Nazi hunter Wiesenthal interviewed people who had been rescued by the gentle sergeant from Vienna and concluded, “Schmid was not the drill-sergeant type. He was a quiet man who did a lot of thinking and said very little; he had few friends among his army buddies.” Of the only known portrait of Schmid, Wiesenthal observed, “It shows a thoughtful face, with soft, sad eyes, dark hair, and a small mustache.” He was, said Wiesenthal, “a devout Catholic who suffered deeply when he saw other people suffer. He was a man of exceptional courage.”

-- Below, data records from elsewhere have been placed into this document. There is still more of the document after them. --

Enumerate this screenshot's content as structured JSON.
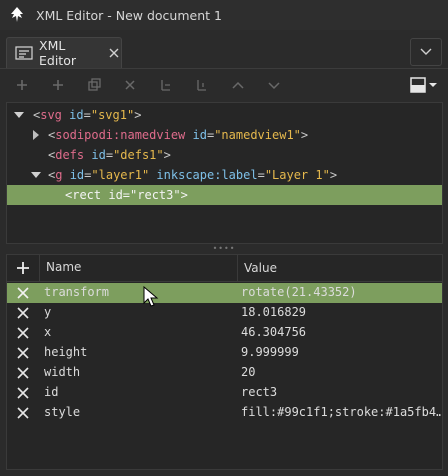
{
  "window": {
    "title": "XML Editor - New document 1"
  },
  "tab": {
    "label": "XML Editor"
  },
  "tree": {
    "rows": [
      {
        "tag": "svg",
        "attrs": [
          {
            "name": "id",
            "value": "\"svg1\""
          }
        ],
        "close": ">"
      },
      {
        "tag": "sodipodi:namedview",
        "attrs": [
          {
            "name": "id",
            "value": "\"namedview1\""
          }
        ],
        "close": ">"
      },
      {
        "tag": "defs",
        "attrs": [
          {
            "name": "id",
            "value": "\"defs1\""
          }
        ],
        "close": ">"
      },
      {
        "tag": "g",
        "attrs": [
          {
            "name": "id",
            "value": "\"layer1\""
          },
          {
            "name": "inkscape:label",
            "value": "\"Layer 1\""
          }
        ],
        "close": ">"
      },
      {
        "text": "<rect id=\"rect3\">"
      }
    ]
  },
  "attributes": {
    "header": {
      "name": "Name",
      "value": "Value"
    },
    "rows": [
      {
        "name": "transform",
        "value": "rotate(21.43352)"
      },
      {
        "name": "y",
        "value": "18.016829"
      },
      {
        "name": "x",
        "value": "46.304756"
      },
      {
        "name": "height",
        "value": "9.999999"
      },
      {
        "name": "width",
        "value": "20"
      },
      {
        "name": "id",
        "value": "rect3"
      },
      {
        "name": "style",
        "value": "fill:#99c1f1;stroke:#1a5fb4…"
      }
    ]
  },
  "colors": {
    "selection": "#7d9e5e",
    "tag": "#e06c8c",
    "attr": "#7ec0e8",
    "value": "#e6b94d"
  }
}
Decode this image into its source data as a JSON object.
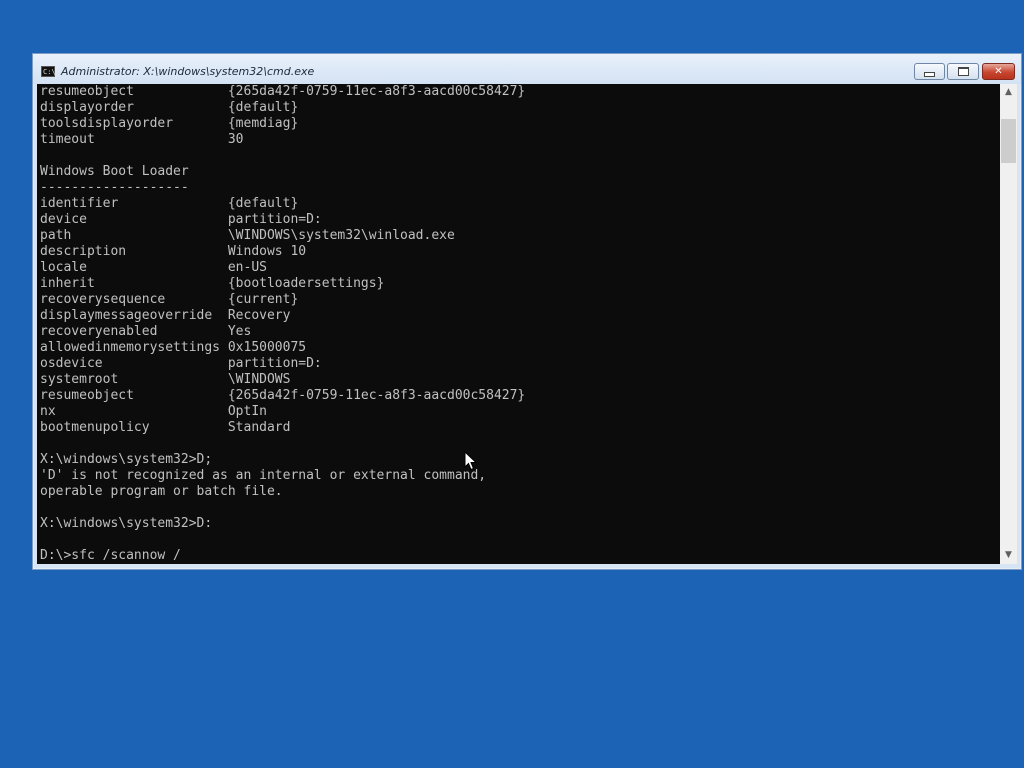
{
  "window": {
    "title": "Administrator: X:\\windows\\system32\\cmd.exe",
    "icon_text": "C:\\.",
    "buttons": {
      "minimize": "minimize-icon",
      "maximize": "maximize-icon",
      "close_label": "✕"
    }
  },
  "console": {
    "lines": [
      "resumeobject            {265da42f-0759-11ec-a8f3-aacd00c58427}",
      "displayorder            {default}",
      "toolsdisplayorder       {memdiag}",
      "timeout                 30",
      "",
      "Windows Boot Loader",
      "-------------------",
      "identifier              {default}",
      "device                  partition=D:",
      "path                    \\WINDOWS\\system32\\winload.exe",
      "description             Windows 10",
      "locale                  en-US",
      "inherit                 {bootloadersettings}",
      "recoverysequence        {current}",
      "displaymessageoverride  Recovery",
      "recoveryenabled         Yes",
      "allowedinmemorysettings 0x15000075",
      "osdevice                partition=D:",
      "systemroot              \\WINDOWS",
      "resumeobject            {265da42f-0759-11ec-a8f3-aacd00c58427}",
      "nx                      OptIn",
      "bootmenupolicy          Standard",
      "",
      "X:\\windows\\system32>D;",
      "'D' is not recognized as an internal or external command,",
      "operable program or batch file.",
      "",
      "X:\\windows\\system32>D:",
      "",
      "D:\\>sfc /scannow /"
    ]
  },
  "colors": {
    "desktop": "#1c62b5",
    "console_bg": "#0c0c0c",
    "console_text": "#c0c0c0"
  }
}
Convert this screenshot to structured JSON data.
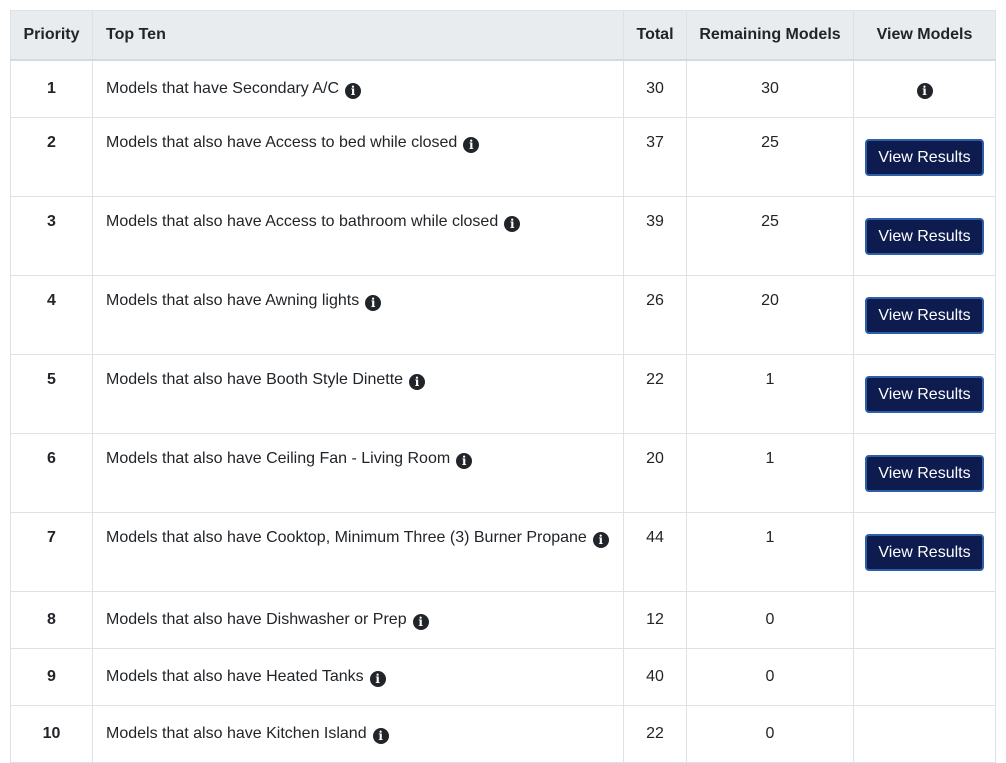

Finally, almost six decades after his heroic actions, Anton Schmid received official recognition in Germany. On May 8, 2000, the 55th anniversary of the end of the war in Europe, the German Army base in the Schleswig-Holstein town of Rendsburg, which had been named for General Gunther Rudel, a veteran of both world wars, was renamed Feldwebel Anton Schmid Kaserne. At the dedication ceremony, Defense Minister Rudolf Scharping declared, “We are not free to choose our history, but we can choose the examples we take from that history. Too many bowed to the threats and temptations of the dictator, and too few found the strength to resist. But Sergeant Anton Schmid did resist….”